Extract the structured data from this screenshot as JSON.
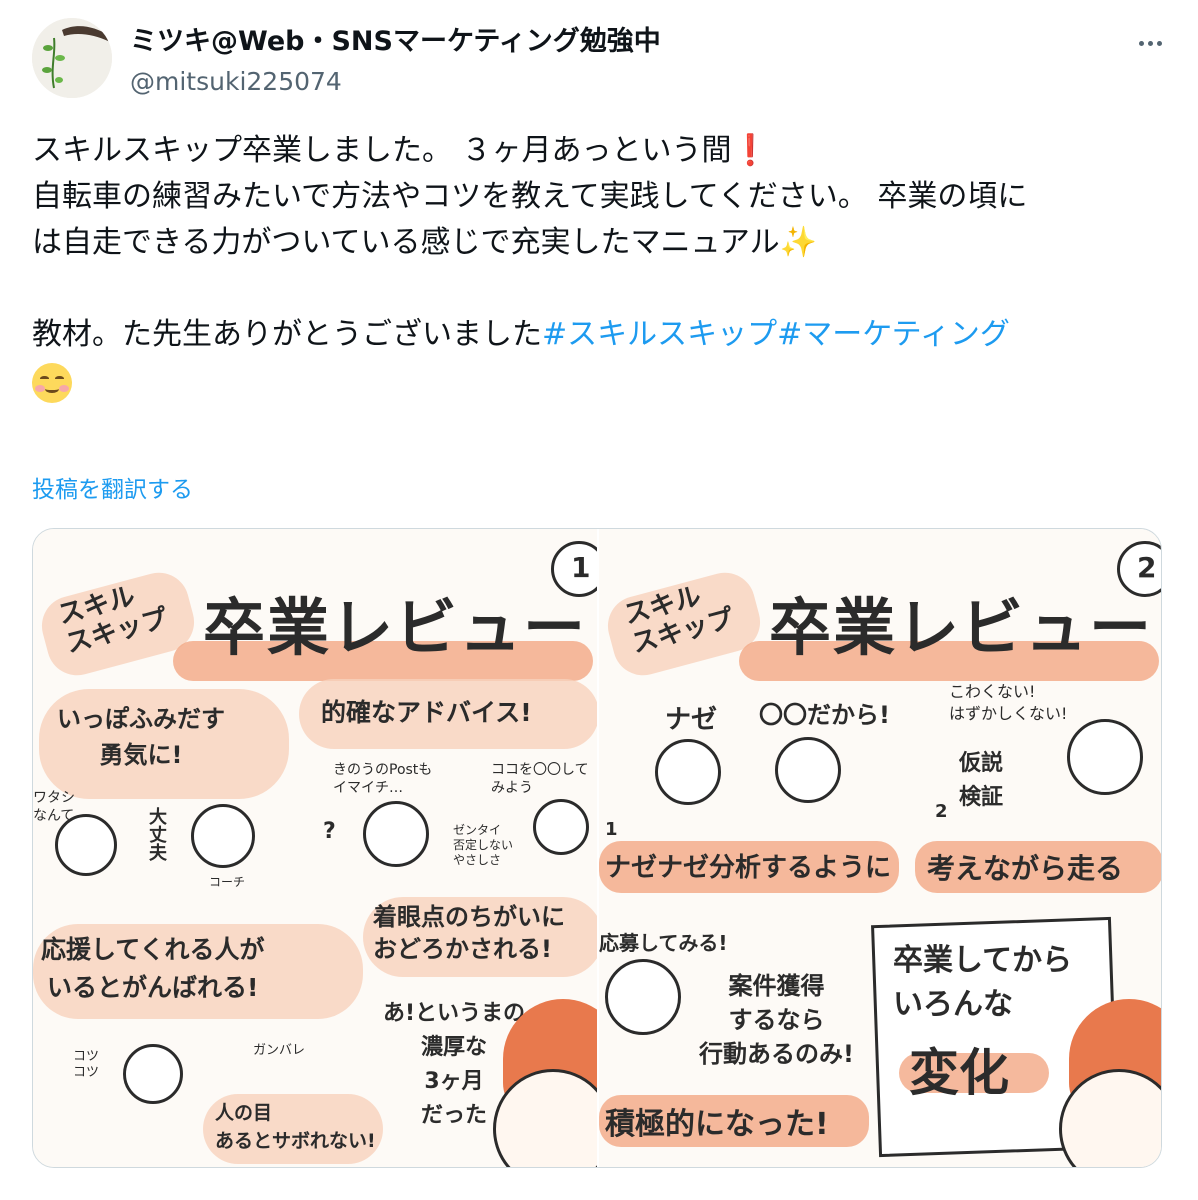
{
  "user": {
    "display_name": "ミツキ@Web・SNSマーケティング勉強中",
    "handle": "@mitsuki225074"
  },
  "tweet": {
    "line1": "スキルスキップ卒業しました。 ３ヶ月あっという間",
    "line1_emoji": "❗",
    "line2": "自転車の練習みたいで方法やコツを教えて実践してください。 卒業の頃に",
    "line3": "は自走できる力がついている感じで充実したマニュアル",
    "line3_emoji": "✨",
    "line4": "教材。た先生ありがとうございました",
    "hashtag1": "#スキルスキップ",
    "hashtag2": "#マーケティング"
  },
  "translate_label": "投稿を翻訳する",
  "media": {
    "left": {
      "badge": "スキル\nスキップ",
      "page_num": "1",
      "title": "卒業レビュー",
      "bubble1": "いっぽふみだす\n勇気に!",
      "bubble2": "的確なアドバイス!",
      "wa_tashi": "ワタシ\nなんて…",
      "daijoubu": "大丈夫",
      "coach1": "コーチ",
      "kinou": "きのうのPostも\nイマイチ…",
      "kokowo": "ココを〇〇して\nみよう",
      "zentai": "ゼンタイ\n否定しない\nやさしさ",
      "question": "?",
      "chakugan": "着眼点のちがいに\nおどろかされる!",
      "ouen": "応援してくれる人が\nいるとがんばれる!",
      "kotsu": "コツ\nコツ",
      "ganbare": "ガンバレ",
      "hitono": "人の目\nあるとサボれない!",
      "atoiuma": "あ!というまの\n濃厚な\n3ヶ月\nだった"
    },
    "right": {
      "badge": "スキル\nスキップ",
      "page_num": "2",
      "title": "卒業レビュー",
      "nazeText": "ナゼ",
      "dakara": "〇〇だから!",
      "kowaku": "こわくない!\nはずかしくない!",
      "kasetsu": "仮説\n検証",
      "num1": "1",
      "num2": "2",
      "nazenaze": "ナゼナゼ分析するように",
      "kangaenagara": "考えながら走る",
      "oubo": "応募してみる!",
      "anken": "案件獲得\nするなら\n行動あるのみ!",
      "sekkyoku": "積極的になった!",
      "sotsugyou": "卒業してから\nいろんな",
      "henka": "変化"
    }
  }
}
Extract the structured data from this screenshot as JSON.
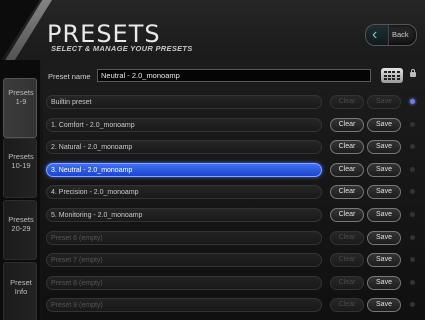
{
  "header": {
    "title": "PRESETS",
    "subtitle": "SELECT & MANAGE YOUR PRESETS",
    "back_label": "Back"
  },
  "sidebar": {
    "tabs": [
      {
        "label": "Presets\n1-9",
        "active": true
      },
      {
        "label": "Presets\n10-19",
        "active": false
      },
      {
        "label": "Presets\n20-29",
        "active": false
      },
      {
        "label": "Preset\nInfo",
        "active": false
      }
    ]
  },
  "preset_name": {
    "label": "Preset name",
    "value": "Neutral - 2.0_monoamp"
  },
  "buttons": {
    "clear_label": "Clear",
    "save_label": "Save"
  },
  "presets": [
    {
      "name": "Builtin preset",
      "selected": false,
      "empty": false,
      "clear_enabled": false,
      "save_enabled": false,
      "active": true
    },
    {
      "name": "1. Comfort - 2.0_monoamp",
      "selected": false,
      "empty": false,
      "clear_enabled": true,
      "save_enabled": true,
      "active": false
    },
    {
      "name": "2. Natural - 2.0_monoamp",
      "selected": false,
      "empty": false,
      "clear_enabled": true,
      "save_enabled": true,
      "active": false
    },
    {
      "name": "3. Neutral - 2.0_monoamp",
      "selected": true,
      "empty": false,
      "clear_enabled": true,
      "save_enabled": true,
      "active": false
    },
    {
      "name": "4. Precision - 2.0_monoamp",
      "selected": false,
      "empty": false,
      "clear_enabled": true,
      "save_enabled": true,
      "active": false
    },
    {
      "name": "5. Monitoring - 2.0_monoamp",
      "selected": false,
      "empty": false,
      "clear_enabled": true,
      "save_enabled": true,
      "active": false
    },
    {
      "name": "Preset 6 (empty)",
      "selected": false,
      "empty": true,
      "clear_enabled": false,
      "save_enabled": true,
      "active": false
    },
    {
      "name": "Preset 7 (empty)",
      "selected": false,
      "empty": true,
      "clear_enabled": false,
      "save_enabled": true,
      "active": false
    },
    {
      "name": "Preset 8 (empty)",
      "selected": false,
      "empty": true,
      "clear_enabled": false,
      "save_enabled": true,
      "active": false
    },
    {
      "name": "Preset 9 (empty)",
      "selected": false,
      "empty": true,
      "clear_enabled": false,
      "save_enabled": true,
      "active": false
    }
  ],
  "colors": {
    "accent": "#2f5fe0",
    "active_indicator": "#6f7ee0",
    "back_arrow": "#78c8d2"
  },
  "icons": {
    "back": "chevron-left-icon",
    "keyboard": "keyboard-icon",
    "lock": "lock-icon"
  }
}
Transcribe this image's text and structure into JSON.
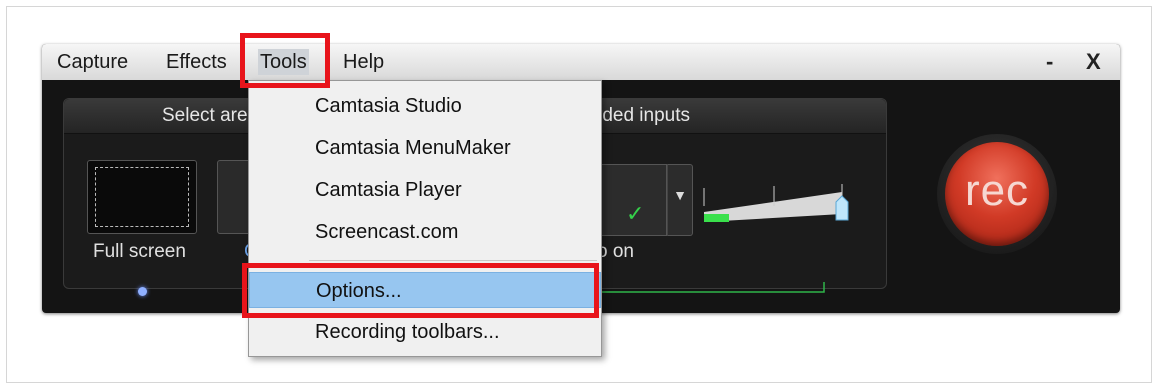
{
  "menubar": {
    "items": [
      "Capture",
      "Effects",
      "Tools",
      "Help"
    ],
    "minimize_label": "-",
    "close_label": "X"
  },
  "panel": {
    "select_area_header": "Select are",
    "recorded_inputs_header": "rded inputs",
    "full_screen_label": "Full screen",
    "custom_label_fragment": "C",
    "audio_label_fragment": "o on"
  },
  "audio": {
    "check_glyph": "✓",
    "dropdown_glyph": "▼",
    "volume_level": 0.18
  },
  "rec_button": {
    "label": "rec"
  },
  "tools_menu": {
    "items": [
      "Camtasia Studio",
      "Camtasia MenuMaker",
      "Camtasia Player",
      "Screencast.com",
      "Options...",
      "Recording toolbars..."
    ],
    "selected": "Options..."
  },
  "highlight_color": "#e8141b",
  "selection_color": "#97c6f0"
}
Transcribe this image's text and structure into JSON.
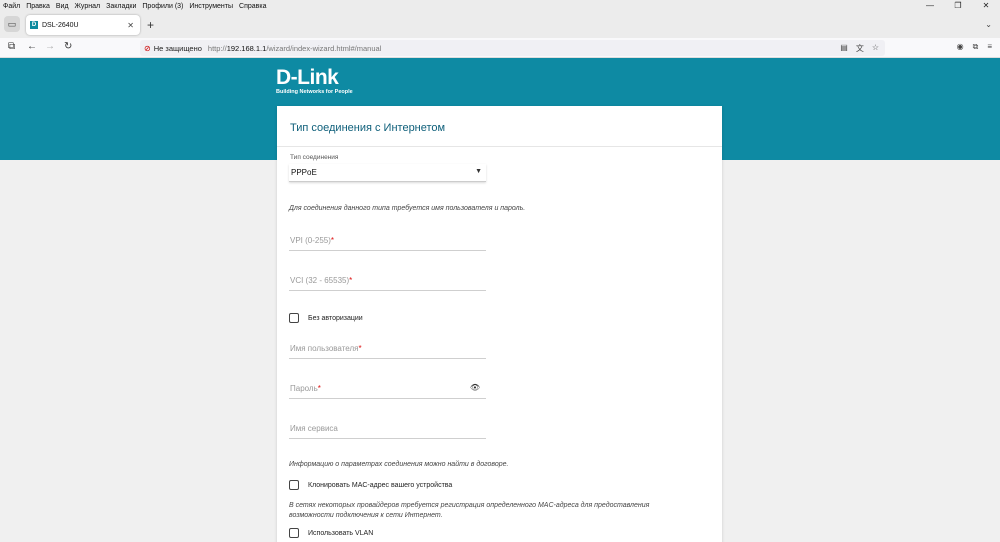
{
  "menubar": {
    "items": [
      "Файл",
      "Правка",
      "Вид",
      "Журнал",
      "Закладки",
      "Профили (3)",
      "Инструменты",
      "Справка"
    ],
    "window_controls": [
      "—",
      "❐",
      "✕"
    ]
  },
  "tab": {
    "title": "DSL-2640U",
    "favicon": "D",
    "close": "✕",
    "new_tab": "+"
  },
  "navbar": {
    "insecure_label": "Не защищено",
    "url_scheme": "http://",
    "url_host": "192.168.1.1",
    "url_path": "/wizard/index-wizard.html#/manual"
  },
  "brand": {
    "logo": "D-Link",
    "tagline": "Building Networks for People",
    "accent_color": "#0e8aa3"
  },
  "form": {
    "title": "Тип соединения с Интернетом",
    "connection_type_label": "Тип соединения",
    "connection_type_value": "PPPoE",
    "note_auth": "Для соединения данного типа требуется имя пользователя и пароль.",
    "vpi_placeholder": "VPI (0-255)",
    "vci_placeholder": "VCI (32 - 65535)",
    "required_mark": "*",
    "no_auth_label": "Без авторизации",
    "username_placeholder": "Имя пользователя",
    "password_placeholder": "Пароль",
    "service_placeholder": "Имя сервиса",
    "note_contract": "Информацию о параметрах соединения можно найти в договоре.",
    "clone_mac_label": "Клонировать MAC-адрес вашего устройства",
    "note_mac": "В сетях некоторых провайдеров требуется регистрация определенного MAC-адреса для предоставления возможности подключения к сети Интернет.",
    "use_vlan_label": "Использовать VLAN"
  }
}
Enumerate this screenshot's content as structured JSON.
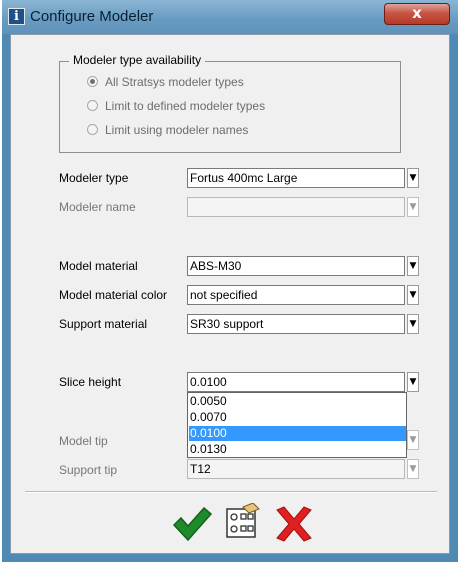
{
  "window": {
    "title": "Configure Modeler",
    "close_label": "x",
    "icon_letter": "i"
  },
  "availability": {
    "legend": "Modeler type availability",
    "options": [
      {
        "label": "All Stratsys modeler types",
        "selected": true
      },
      {
        "label": "Limit to defined modeler types",
        "selected": false
      },
      {
        "label": "Limit using modeler names",
        "selected": false
      }
    ]
  },
  "fields": {
    "modeler_type": {
      "label": "Modeler type",
      "value": "Fortus 400mc Large"
    },
    "modeler_name": {
      "label": "Modeler name",
      "value": ""
    },
    "model_material": {
      "label": "Model material",
      "value": "ABS-M30"
    },
    "model_material_color": {
      "label": "Model material color",
      "value": "not specified"
    },
    "support_material": {
      "label": "Support material",
      "value": "SR30 support"
    },
    "slice_height": {
      "label": "Slice height",
      "value": "0.0100"
    },
    "model_tip": {
      "label": "Model tip",
      "value": ""
    },
    "support_tip": {
      "label": "Support tip",
      "value": "T12"
    }
  },
  "slice_height_options": [
    "0.0050",
    "0.0070",
    "0.0100",
    "0.0130"
  ],
  "slice_height_selected_index": 2,
  "buttons": {
    "ok_icon": "green-check-icon",
    "settings_icon": "settings-grid-icon",
    "cancel_icon": "red-x-icon"
  },
  "colors": {
    "titlebar": "#6a9cc2",
    "close": "#c85544",
    "selection": "#3399ff",
    "ok": "#1e8a2a",
    "cancel": "#e02020"
  }
}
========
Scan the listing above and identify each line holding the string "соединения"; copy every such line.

> [YOUR SOLUTION]:
    "title": "Тип соединения с Интернетом",
    "connection_type_label": "Тип соединения",
    "note_auth": "Для соединения данного типа требуется имя пользователя и пароль.",
    "note_contract": "Информацию о параметрах соединения можно найти в договоре.",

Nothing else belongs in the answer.